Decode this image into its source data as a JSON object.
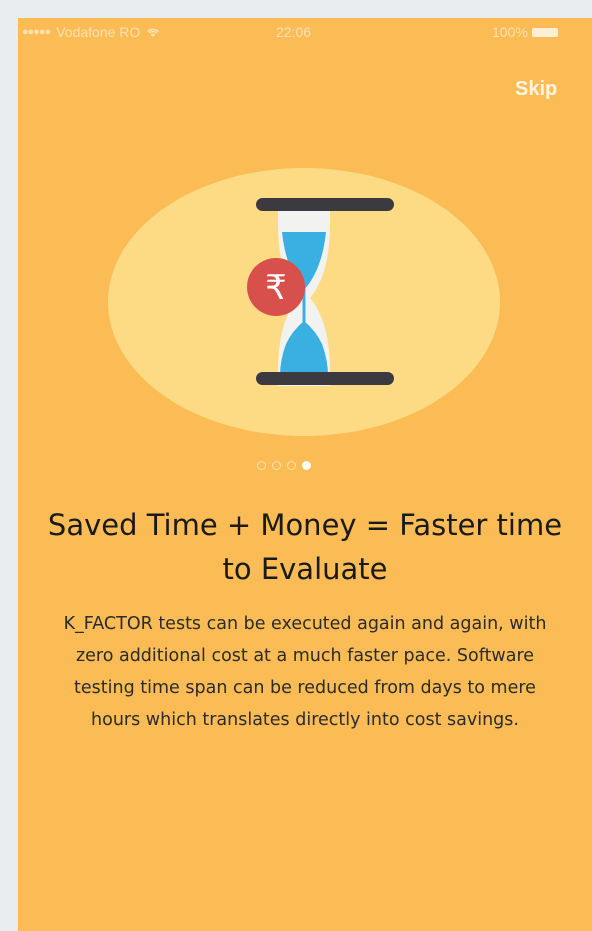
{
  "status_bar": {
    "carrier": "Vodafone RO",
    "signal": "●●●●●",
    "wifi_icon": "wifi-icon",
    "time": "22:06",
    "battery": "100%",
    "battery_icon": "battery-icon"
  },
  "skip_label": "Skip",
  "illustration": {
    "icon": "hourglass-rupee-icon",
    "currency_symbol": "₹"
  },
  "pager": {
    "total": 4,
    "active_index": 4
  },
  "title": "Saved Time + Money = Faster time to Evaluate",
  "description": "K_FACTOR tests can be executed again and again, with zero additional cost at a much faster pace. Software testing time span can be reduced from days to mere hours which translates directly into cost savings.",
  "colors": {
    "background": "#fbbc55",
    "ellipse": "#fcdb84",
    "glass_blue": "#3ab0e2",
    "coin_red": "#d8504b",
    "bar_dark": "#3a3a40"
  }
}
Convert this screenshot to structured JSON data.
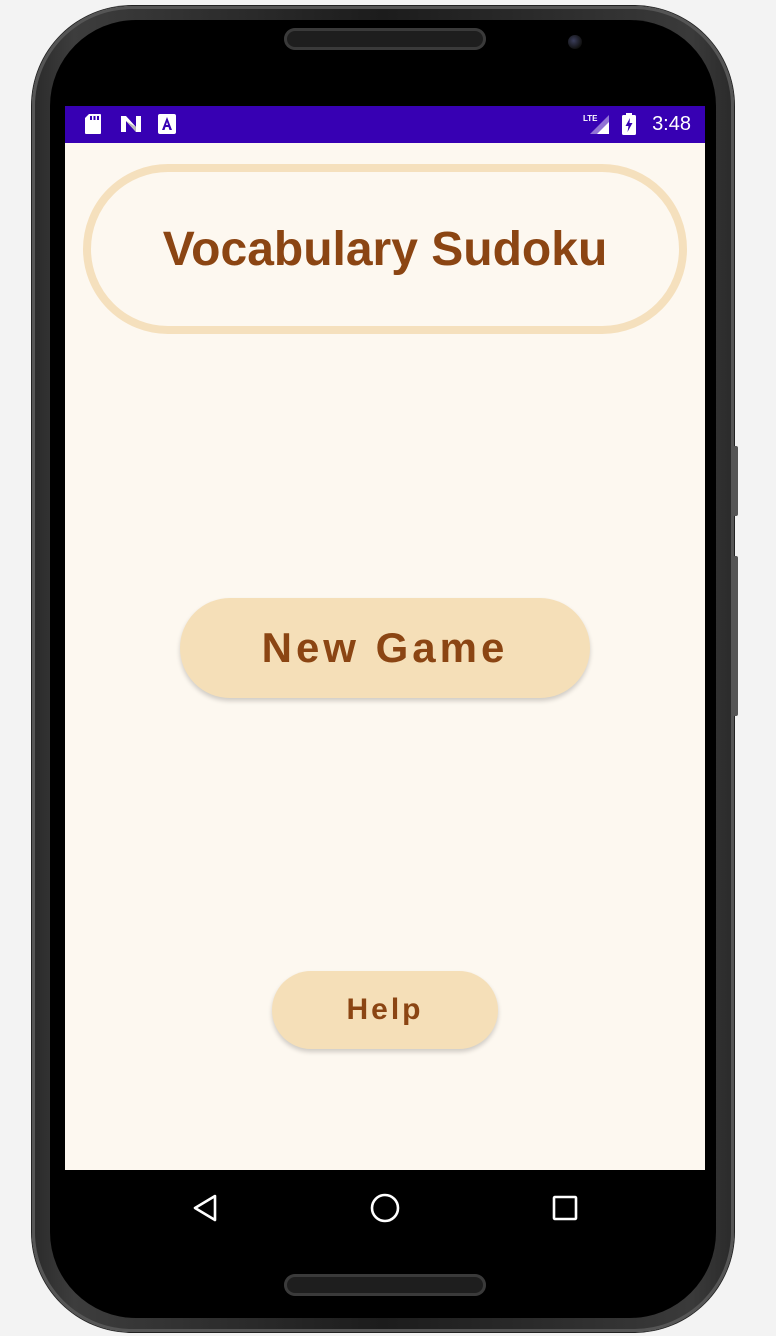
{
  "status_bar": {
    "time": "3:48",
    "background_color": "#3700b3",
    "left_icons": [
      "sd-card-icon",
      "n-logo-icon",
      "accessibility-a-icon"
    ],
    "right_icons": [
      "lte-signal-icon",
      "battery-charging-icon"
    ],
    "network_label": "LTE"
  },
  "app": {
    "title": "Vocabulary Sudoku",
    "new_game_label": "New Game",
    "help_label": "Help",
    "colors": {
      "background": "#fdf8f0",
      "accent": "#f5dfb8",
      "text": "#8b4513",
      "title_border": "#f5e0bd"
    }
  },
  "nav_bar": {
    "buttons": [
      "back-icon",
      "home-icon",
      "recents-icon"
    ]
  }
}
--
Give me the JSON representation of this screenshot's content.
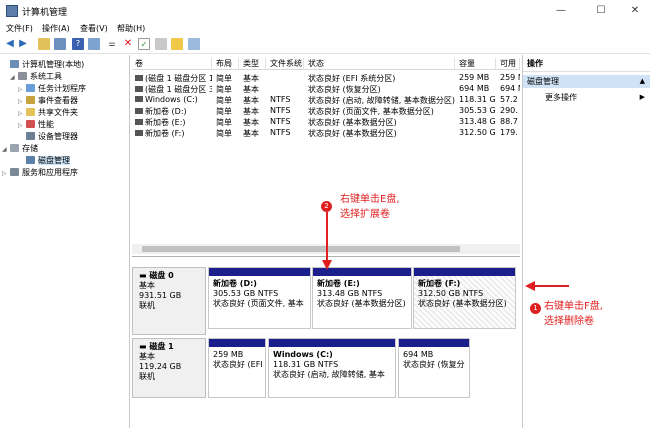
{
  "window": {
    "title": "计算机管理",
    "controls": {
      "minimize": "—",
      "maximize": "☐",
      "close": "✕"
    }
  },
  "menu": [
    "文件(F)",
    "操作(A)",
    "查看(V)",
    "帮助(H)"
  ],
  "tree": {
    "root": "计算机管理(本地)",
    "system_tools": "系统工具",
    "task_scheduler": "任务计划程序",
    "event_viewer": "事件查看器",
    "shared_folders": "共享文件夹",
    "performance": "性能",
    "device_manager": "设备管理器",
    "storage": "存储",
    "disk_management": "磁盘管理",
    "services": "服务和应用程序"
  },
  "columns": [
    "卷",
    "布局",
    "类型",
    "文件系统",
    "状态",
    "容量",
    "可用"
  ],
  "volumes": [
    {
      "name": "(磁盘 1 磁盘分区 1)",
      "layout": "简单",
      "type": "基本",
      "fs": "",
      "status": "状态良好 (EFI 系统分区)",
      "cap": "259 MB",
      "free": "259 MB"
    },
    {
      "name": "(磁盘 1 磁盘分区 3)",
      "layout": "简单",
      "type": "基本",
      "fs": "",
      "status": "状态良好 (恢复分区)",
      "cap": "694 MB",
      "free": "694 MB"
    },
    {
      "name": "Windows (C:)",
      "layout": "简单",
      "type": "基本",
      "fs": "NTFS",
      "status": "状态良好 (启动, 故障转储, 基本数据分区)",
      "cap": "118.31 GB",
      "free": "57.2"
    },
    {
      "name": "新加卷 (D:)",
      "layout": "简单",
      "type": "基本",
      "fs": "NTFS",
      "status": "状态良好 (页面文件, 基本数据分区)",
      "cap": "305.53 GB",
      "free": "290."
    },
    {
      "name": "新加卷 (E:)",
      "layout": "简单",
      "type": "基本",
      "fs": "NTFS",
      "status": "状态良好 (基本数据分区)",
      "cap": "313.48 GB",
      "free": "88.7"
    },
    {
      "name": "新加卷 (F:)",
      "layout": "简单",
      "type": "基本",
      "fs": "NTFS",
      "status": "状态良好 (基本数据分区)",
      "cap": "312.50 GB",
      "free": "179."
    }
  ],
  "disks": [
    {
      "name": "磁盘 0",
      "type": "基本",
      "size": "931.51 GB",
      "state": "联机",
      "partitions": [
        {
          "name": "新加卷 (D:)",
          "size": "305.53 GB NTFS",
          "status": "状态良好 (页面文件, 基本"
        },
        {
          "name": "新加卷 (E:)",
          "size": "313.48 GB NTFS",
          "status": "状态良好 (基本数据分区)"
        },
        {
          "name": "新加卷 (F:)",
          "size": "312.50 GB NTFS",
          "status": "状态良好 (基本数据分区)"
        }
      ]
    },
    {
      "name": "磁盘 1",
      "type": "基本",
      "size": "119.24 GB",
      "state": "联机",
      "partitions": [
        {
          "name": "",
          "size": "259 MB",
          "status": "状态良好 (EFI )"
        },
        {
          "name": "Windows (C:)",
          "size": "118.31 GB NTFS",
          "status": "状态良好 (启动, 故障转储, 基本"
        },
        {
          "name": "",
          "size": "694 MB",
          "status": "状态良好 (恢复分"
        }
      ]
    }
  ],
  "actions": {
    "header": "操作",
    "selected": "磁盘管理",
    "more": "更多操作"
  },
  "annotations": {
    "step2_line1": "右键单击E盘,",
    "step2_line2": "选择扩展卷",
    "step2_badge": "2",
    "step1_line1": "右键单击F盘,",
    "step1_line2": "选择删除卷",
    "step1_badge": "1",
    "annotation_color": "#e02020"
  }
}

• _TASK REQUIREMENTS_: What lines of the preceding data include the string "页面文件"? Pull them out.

• _ANSWER TO THIS PROBLEM_:
      "status": "状态良好 (页面文件, 基本数据分区)",
          "status": "状态良好 (页面文件, 基本"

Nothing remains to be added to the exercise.